Tuesday, February 21, 2012

Estonian recipes: Barley with Smoked Pork (vastlapuder)

Lenten porridge (Barley porridge with bacon) / Vastlapuder / Kruubipuder suitsulihakuubikutega
February 2012

It's Shrove Tuesday today, and I'm sharing a traditional Estonian Shrove Tuesday recipe with you. You'll need exactly three ingredients - pearl barley, smoked pork and water (and some salt to taste, if necessary). Cheap, simple, filling, flavoursome, and surprisingly delicious :)

You'll need a good chunk of smoked pork - ribs are perfect, though I've often used a fattier smoked cheek. This particular piece of meat is called maasuitsuribi (country-smoked ribs) in Estonian:

Smoked pork ribs / Maasuitsuribi

Note that this porridge reheats rather well - just slowly warm it until piping hot on your frying pan. I like to serve this with some sour cream.

Barley Porridge with Smoked Pork
Serves four to six

Lenten porridge (Barley porridge with bacon) / Vastlapuder / Kruubipuder suitsulihakuubikutega

200 g smoked pork (rib, cheek or thickly cut bacon)
175 g pearl barley, rinsed and drained
1 l boiling water
salt, to taste

Cut the smoked pork into dice:

Cubed smoked pork cheek / Suitsupõsk, vastlapudru jaoks

Fry the pork cubes in a heavy saucepan over moderately high heat, until browned and slightly crispened. (Drain off the excess oil, if necessary - various cuts of pork are rather different.

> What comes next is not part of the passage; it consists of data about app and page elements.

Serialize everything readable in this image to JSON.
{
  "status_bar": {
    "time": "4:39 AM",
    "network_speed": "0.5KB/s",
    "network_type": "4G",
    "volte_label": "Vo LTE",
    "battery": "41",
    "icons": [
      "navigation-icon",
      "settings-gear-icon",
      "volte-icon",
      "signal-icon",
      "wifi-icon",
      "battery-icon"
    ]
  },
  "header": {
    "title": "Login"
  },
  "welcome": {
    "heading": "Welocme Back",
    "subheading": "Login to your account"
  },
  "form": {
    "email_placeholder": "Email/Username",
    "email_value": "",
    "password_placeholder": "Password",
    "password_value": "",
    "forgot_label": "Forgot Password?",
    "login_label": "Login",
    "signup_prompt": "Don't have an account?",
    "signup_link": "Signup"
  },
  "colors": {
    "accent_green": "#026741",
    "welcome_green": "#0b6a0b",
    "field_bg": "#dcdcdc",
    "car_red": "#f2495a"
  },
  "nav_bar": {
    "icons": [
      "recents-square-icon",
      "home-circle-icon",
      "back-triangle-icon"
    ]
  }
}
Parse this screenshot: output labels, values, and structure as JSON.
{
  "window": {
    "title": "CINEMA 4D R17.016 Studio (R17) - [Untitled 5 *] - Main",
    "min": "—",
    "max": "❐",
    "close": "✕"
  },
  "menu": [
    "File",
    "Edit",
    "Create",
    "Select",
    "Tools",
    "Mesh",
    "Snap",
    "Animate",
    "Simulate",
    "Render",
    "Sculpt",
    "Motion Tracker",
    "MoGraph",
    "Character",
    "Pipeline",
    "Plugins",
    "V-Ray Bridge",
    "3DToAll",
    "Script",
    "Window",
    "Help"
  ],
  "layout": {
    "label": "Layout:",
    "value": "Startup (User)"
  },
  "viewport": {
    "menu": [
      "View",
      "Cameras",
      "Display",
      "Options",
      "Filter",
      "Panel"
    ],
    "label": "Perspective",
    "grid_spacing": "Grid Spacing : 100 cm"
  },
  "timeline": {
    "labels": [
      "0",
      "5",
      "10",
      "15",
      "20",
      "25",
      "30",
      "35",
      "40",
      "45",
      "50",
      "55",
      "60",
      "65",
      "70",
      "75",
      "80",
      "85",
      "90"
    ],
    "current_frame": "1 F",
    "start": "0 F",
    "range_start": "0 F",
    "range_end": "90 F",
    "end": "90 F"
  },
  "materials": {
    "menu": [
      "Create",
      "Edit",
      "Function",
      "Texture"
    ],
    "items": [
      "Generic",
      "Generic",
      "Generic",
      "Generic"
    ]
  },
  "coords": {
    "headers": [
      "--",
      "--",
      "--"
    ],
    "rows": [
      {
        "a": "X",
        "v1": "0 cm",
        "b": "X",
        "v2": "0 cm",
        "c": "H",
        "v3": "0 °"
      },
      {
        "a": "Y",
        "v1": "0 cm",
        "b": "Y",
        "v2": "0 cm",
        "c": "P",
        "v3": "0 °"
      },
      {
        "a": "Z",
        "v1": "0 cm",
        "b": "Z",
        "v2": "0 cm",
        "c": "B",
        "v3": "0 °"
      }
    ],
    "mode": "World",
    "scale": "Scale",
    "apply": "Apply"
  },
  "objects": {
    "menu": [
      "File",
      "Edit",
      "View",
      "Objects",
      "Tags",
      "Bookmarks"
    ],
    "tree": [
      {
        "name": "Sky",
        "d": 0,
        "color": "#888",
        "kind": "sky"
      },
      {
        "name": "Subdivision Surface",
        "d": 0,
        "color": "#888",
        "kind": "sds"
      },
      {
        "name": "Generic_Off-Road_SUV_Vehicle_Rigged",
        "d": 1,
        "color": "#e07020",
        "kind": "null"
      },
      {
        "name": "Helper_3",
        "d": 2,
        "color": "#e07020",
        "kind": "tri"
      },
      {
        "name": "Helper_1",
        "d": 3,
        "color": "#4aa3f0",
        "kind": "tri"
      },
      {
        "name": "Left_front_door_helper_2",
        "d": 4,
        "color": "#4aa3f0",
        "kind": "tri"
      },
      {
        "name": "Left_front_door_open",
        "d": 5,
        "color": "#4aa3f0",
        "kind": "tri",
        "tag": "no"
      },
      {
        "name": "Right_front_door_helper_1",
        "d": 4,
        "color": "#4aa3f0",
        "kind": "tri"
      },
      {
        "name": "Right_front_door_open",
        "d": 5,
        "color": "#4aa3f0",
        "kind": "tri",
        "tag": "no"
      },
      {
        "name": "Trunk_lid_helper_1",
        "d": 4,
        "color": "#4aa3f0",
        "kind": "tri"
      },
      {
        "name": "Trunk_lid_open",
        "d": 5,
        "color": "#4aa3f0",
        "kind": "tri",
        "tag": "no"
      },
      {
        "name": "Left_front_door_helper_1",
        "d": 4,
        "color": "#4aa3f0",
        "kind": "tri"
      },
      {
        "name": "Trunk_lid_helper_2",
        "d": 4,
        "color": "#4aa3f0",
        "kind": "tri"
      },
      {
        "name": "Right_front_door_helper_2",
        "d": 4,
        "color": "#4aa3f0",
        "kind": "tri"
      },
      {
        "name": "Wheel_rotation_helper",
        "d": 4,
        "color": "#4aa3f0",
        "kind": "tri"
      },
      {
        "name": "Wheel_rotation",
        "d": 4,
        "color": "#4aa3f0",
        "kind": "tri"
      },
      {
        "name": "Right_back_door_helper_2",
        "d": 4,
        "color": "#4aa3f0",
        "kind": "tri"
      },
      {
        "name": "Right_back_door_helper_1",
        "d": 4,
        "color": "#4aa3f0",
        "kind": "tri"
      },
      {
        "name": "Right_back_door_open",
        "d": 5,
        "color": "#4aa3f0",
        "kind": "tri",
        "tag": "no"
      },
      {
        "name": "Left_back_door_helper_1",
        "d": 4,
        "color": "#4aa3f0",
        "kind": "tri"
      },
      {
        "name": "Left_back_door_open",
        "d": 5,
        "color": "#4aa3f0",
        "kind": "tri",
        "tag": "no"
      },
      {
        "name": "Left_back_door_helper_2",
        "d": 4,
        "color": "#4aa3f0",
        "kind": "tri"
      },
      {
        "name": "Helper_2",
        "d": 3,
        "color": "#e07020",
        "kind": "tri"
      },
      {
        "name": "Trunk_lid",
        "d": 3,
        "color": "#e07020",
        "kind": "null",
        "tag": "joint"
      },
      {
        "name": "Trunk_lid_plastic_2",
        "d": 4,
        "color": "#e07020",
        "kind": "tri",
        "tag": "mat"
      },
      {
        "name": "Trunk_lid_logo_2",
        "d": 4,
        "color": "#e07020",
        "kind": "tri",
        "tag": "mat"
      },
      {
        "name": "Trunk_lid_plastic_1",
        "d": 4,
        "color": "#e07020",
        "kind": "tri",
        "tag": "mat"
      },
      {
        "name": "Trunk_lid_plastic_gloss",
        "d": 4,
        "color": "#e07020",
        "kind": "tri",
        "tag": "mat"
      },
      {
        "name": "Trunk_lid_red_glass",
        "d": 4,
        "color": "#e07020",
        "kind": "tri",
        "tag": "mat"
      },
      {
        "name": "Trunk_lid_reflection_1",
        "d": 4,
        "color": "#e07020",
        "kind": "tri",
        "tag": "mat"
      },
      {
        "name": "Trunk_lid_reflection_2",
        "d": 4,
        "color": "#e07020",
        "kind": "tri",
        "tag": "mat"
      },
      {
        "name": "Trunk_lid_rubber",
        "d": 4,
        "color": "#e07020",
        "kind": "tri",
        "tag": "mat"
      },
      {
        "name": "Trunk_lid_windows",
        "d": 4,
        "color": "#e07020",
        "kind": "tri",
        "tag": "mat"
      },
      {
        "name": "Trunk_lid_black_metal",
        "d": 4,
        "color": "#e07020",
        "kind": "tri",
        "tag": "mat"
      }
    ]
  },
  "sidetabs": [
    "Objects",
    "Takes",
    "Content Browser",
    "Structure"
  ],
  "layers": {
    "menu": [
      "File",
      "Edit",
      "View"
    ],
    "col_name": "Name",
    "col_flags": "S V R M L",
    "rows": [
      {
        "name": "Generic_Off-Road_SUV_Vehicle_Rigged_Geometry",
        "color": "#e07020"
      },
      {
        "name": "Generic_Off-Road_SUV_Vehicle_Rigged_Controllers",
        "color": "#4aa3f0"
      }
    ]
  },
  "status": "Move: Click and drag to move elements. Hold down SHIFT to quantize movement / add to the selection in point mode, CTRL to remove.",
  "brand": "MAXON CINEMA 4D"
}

Leave about a tablespoon or two of pork fat).
Add the pearl barley and sauté for about a minute, stirring.
Add the boiling water. Reduce heat, cover the pan with a lid. Simmer on a low heat for about an hour, stirring couple of times, until the barley is just ever so lightly al dente (you don't want it to go too mushy).
Taste for seasoning, add some salt, if necessary.

Lenten porridge (smoked pork cheek, barley) / Vastlapuder
February 2008

Yellow split pea soup with smoked pork
Traditional lenten buns
Lenten buns with raspberries and marzipan
Chocolate-y lenten buns


Joanna said...

I often see recipes translated as porridge but I would call this a risotto as it is similar to a rice risotto. For me, as a Brit, porridge is something made with oats (normally) and milk and eaten for breakfast, for a Scot that is different as they use water and add milk or cream at the end. I wonder do the Scots today call all grain based mixtures porridge or just when it is served as a breakfast meal?

Your post made me check up to see where porridge comes from and whether what I thought was porridge was just a breakfast meal or not and I see that originally it could be a savoury meal. Amazing how language changes over the years.

ChichaJo said...

Sounds delicious Pille! I have only recently started eating savory porridge (usually sweet over here) and I'm quite enjoying it. And my love for smoked meats know no bounds! So I am sure I would love this!

Xean said...

hmm.. it looks yummy, I love the twist you made in this.

Suzie Ridler said...

Wonderful! This is absolutely a dish my mom would love. She adores barley and pork, I can't imagine a dish she would love more. I am going to pin this on Pinterest so I don't forget to try and make it. :) So nice to meet you!

Pille said...

Joanna, thank you for clearing up the etymology. Another friend said I should call it "barley risotto" or something similar, but then there's no rice and the preparation process it totally different, so I stick with direct translation :) Sue Lawrence, a Scottish food writer, includes recipes for savoury porridges in her book as well.

Joey, Xean, Suzie - thank you all!!